▸ **ACTIVITY**
Repeat every record exactly as written.

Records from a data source
————
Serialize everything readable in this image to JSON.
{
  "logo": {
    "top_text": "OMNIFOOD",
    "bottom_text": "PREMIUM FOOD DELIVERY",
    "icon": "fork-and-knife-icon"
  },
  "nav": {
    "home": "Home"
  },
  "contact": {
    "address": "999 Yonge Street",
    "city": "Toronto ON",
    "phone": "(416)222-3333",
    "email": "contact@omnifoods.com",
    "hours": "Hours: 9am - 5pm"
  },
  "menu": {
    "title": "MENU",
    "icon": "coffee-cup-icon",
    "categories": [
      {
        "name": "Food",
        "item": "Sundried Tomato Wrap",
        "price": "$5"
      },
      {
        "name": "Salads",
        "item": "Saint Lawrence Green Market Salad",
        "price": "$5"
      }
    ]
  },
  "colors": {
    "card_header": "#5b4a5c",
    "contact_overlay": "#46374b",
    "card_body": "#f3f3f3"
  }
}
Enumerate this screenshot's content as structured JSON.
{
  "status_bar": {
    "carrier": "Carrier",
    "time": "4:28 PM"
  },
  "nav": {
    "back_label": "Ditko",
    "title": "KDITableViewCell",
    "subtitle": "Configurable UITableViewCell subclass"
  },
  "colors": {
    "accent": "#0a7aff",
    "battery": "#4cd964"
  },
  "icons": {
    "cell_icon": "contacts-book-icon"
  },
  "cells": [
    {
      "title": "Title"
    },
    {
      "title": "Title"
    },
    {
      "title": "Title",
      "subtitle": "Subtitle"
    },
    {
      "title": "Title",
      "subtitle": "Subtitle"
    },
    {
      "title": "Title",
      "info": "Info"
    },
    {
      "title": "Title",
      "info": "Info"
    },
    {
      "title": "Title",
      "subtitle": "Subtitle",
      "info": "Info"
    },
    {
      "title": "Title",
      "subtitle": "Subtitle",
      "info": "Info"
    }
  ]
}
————
▸ **THE COMPLETED TASK**
Serialize everything readable in this image to JSON.
{
  "logo": {
    "top_text": "OMNIFOOD",
    "bottom_text": "PREMIUM FOOD DELIVERY",
    "icon": "fork-and-knife-icon"
  },
  "nav": {
    "home": "Home"
  },
  "contact": {
    "address": "999 Yonge Street",
    "city": "Toronto ON",
    "phone": "(416)222-3333",
    "email": "contact@omnifoods.com",
    "hours": "Hours: 9am - 5pm"
  },
  "menu": {
    "title": "MENU",
    "icon": "coffee-cup-icon",
    "categories": [
      {
        "name": "Food",
        "item": "Sundried Tomato Wrap",
        "price": "$5"
      },
      {
        "name": "Salads",
        "item": "Saint Lawrence Green Market Salad",
        "price": "$5"
      }
    ]
  },
  "colors": {
    "card_header": "#5b4a5c",
    "contact_overlay": "#46374b",
    "card_body": "#f3f3f3"
  }
}
Enumerate this screenshot's content as structured JSON.
{
  "status_bar": {
    "carrier": "Carrier",
    "time": "4:28 PM"
  },
  "nav": {
    "back_label": "Ditko",
    "title": "KDITableViewCell",
    "subtitle": "Configurable UITableViewCell subclass"
  },
  "colors": {
    "accent": "#0a7aff",
    "battery": "#4cd964"
  },
  "icons": {
    "cell_icon": "contacts-book-icon"
  },
  "cells": [
    {
      "title": "Title"
    },
    {
      "title": "Title"
    },
    {
      "title": "Title",
      "subtitle": "Subtitle"
    },
    {
      "title": "Title",
      "subtitle": "Subtitle"
    },
    {
      "title": "Title",
      "info": "Info"
    },
    {
      "title": "Title",
      "info": "Info"
    },
    {
      "title": "Title",
      "subtitle": "Subtitle",
      "info": "Info"
    },
    {
      "title": "Title",
      "subtitle": "Subtitle",
      "info": "Info"
    }
  ]
}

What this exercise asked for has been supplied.